Your answer should be every line of the records that contains the word "JSON".

*** Block opens ***

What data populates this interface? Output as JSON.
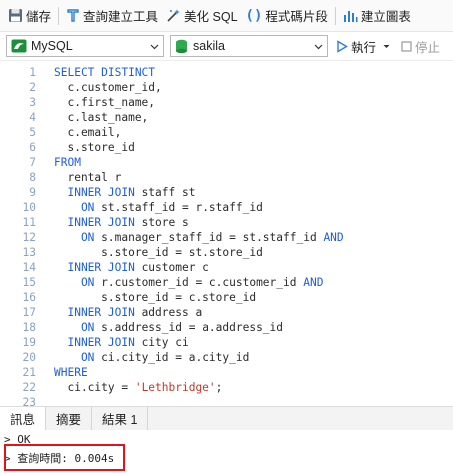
{
  "toolbar": {
    "save": "儲存",
    "query_builder": "查詢建立工具",
    "beautify_sql": "美化 SQL",
    "code_snippet": "程式碼片段",
    "create_chart": "建立圖表"
  },
  "connection": {
    "connection_name": "MySQL",
    "database": "sakila",
    "run_label": "執行",
    "stop_label": "停止"
  },
  "editor": {
    "lines": [
      [
        {
          "t": "kw",
          "v": "SELECT DISTINCT"
        }
      ],
      [
        {
          "t": "tx",
          "v": "  c.customer_id,"
        }
      ],
      [
        {
          "t": "tx",
          "v": "  c.first_name,"
        }
      ],
      [
        {
          "t": "tx",
          "v": "  c.last_name,"
        }
      ],
      [
        {
          "t": "tx",
          "v": "  c.email,"
        }
      ],
      [
        {
          "t": "tx",
          "v": "  s.store_id"
        }
      ],
      [
        {
          "t": "kw",
          "v": "FROM"
        }
      ],
      [
        {
          "t": "tx",
          "v": "  rental r"
        }
      ],
      [
        {
          "t": "kw",
          "v": "  INNER JOIN"
        },
        {
          "t": "tx",
          "v": " staff st"
        }
      ],
      [
        {
          "t": "kw",
          "v": "    ON"
        },
        {
          "t": "tx",
          "v": " st.staff_id = r.staff_id"
        }
      ],
      [
        {
          "t": "kw",
          "v": "  INNER JOIN"
        },
        {
          "t": "tx",
          "v": " store s"
        }
      ],
      [
        {
          "t": "kw",
          "v": "    ON"
        },
        {
          "t": "tx",
          "v": " s.manager_staff_id = st.staff_id "
        },
        {
          "t": "kw",
          "v": "AND"
        }
      ],
      [
        {
          "t": "tx",
          "v": "       s.store_id = st.store_id"
        }
      ],
      [
        {
          "t": "kw",
          "v": "  INNER JOIN"
        },
        {
          "t": "tx",
          "v": " customer c"
        }
      ],
      [
        {
          "t": "kw",
          "v": "    ON"
        },
        {
          "t": "tx",
          "v": " r.customer_id = c.customer_id "
        },
        {
          "t": "kw",
          "v": "AND"
        }
      ],
      [
        {
          "t": "tx",
          "v": "       s.store_id = c.store_id"
        }
      ],
      [
        {
          "t": "kw",
          "v": "  INNER JOIN"
        },
        {
          "t": "tx",
          "v": " address a"
        }
      ],
      [
        {
          "t": "kw",
          "v": "    ON"
        },
        {
          "t": "tx",
          "v": " s.address_id = a.address_id"
        }
      ],
      [
        {
          "t": "kw",
          "v": "  INNER JOIN"
        },
        {
          "t": "tx",
          "v": " city ci"
        }
      ],
      [
        {
          "t": "kw",
          "v": "    ON"
        },
        {
          "t": "tx",
          "v": " ci.city_id = a.city_id"
        }
      ],
      [
        {
          "t": "kw",
          "v": "WHERE"
        }
      ],
      [
        {
          "t": "tx",
          "v": "  ci.city = "
        },
        {
          "t": "str",
          "v": "'Lethbridge'"
        },
        {
          "t": "tx",
          "v": ";"
        }
      ],
      []
    ]
  },
  "tabs": [
    "訊息",
    "摘要",
    "結果 1"
  ],
  "output": {
    "status": "> OK",
    "query_time": "> 查詢時間: 0.004s"
  },
  "colors": {
    "keyword": "#1f5fd6",
    "string": "#c0392b",
    "highlight_box": "#e0151b",
    "line_numbers": "#8aa3bf"
  }
}
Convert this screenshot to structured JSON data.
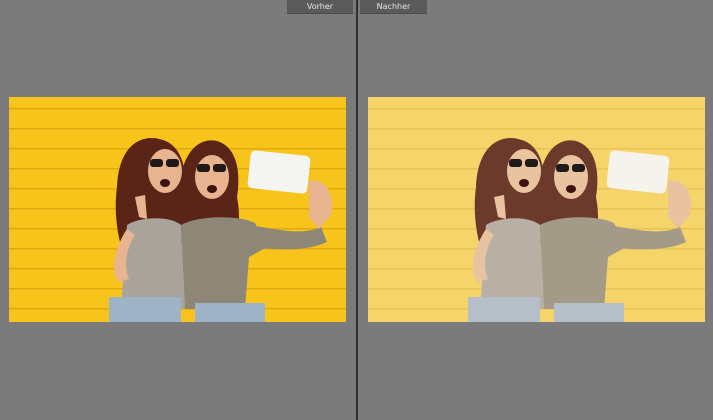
{
  "compare_view": {
    "before_label": "Vorher",
    "after_label": "Nachher"
  },
  "photo": {
    "subject": "two-women-selfie",
    "before_palette": {
      "wall": "#f6c41a",
      "wall_line": "#e2a90d",
      "hair": "#5a2417",
      "skin": "#e8b38f",
      "shirt_gray": "#a9a39b",
      "shirt_olive": "#8e8777",
      "jeans": "#9fb3c7",
      "phone": "#f4f4f2"
    },
    "after_palette": {
      "wall": "#f5d469",
      "wall_line": "#e9c25a",
      "hair": "#6b3a2a",
      "skin": "#e9c3a0",
      "shirt_gray": "#b8b0a5",
      "shirt_olive": "#a39a88",
      "jeans": "#b6bfc7",
      "phone": "#f6f3ec"
    }
  }
}
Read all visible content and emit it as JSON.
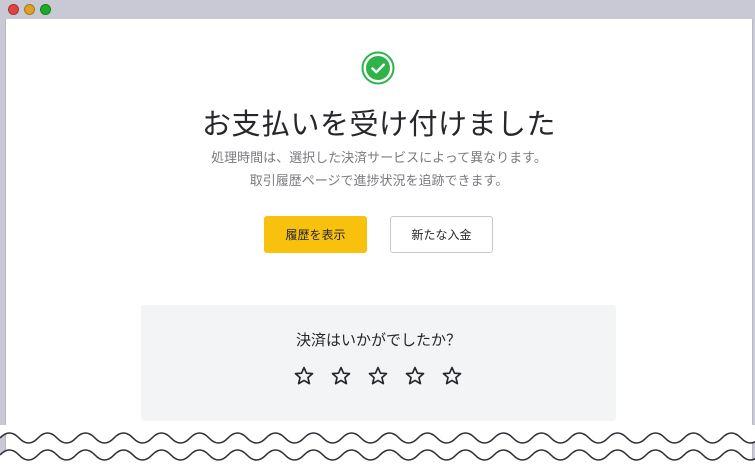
{
  "window": {
    "controls": [
      "close",
      "minimize",
      "zoom"
    ]
  },
  "confirmation": {
    "icon": "check-circle-icon",
    "heading": "お支払いを受け付けました",
    "line1": "処理時間は、選択した決済サービスによって異なります。",
    "line2": "取引履歴ページで進捗状況を追跡できます。"
  },
  "actions": {
    "history_label": "履歴を表示",
    "new_deposit_label": "新たな入金"
  },
  "feedback": {
    "question": "決済はいかがでしたか？",
    "rating_max": 5,
    "rating_value": 0
  },
  "colors": {
    "accent": "#f7c10d",
    "success": "#2db34a",
    "panel": "#f3f4f6"
  }
}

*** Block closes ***

● SOLUTION FOR THIS TASK:
What data populates this interface? Output as JSON.
Convert this screenshot to structured JSON data.
Read all visible content and emit it as JSON.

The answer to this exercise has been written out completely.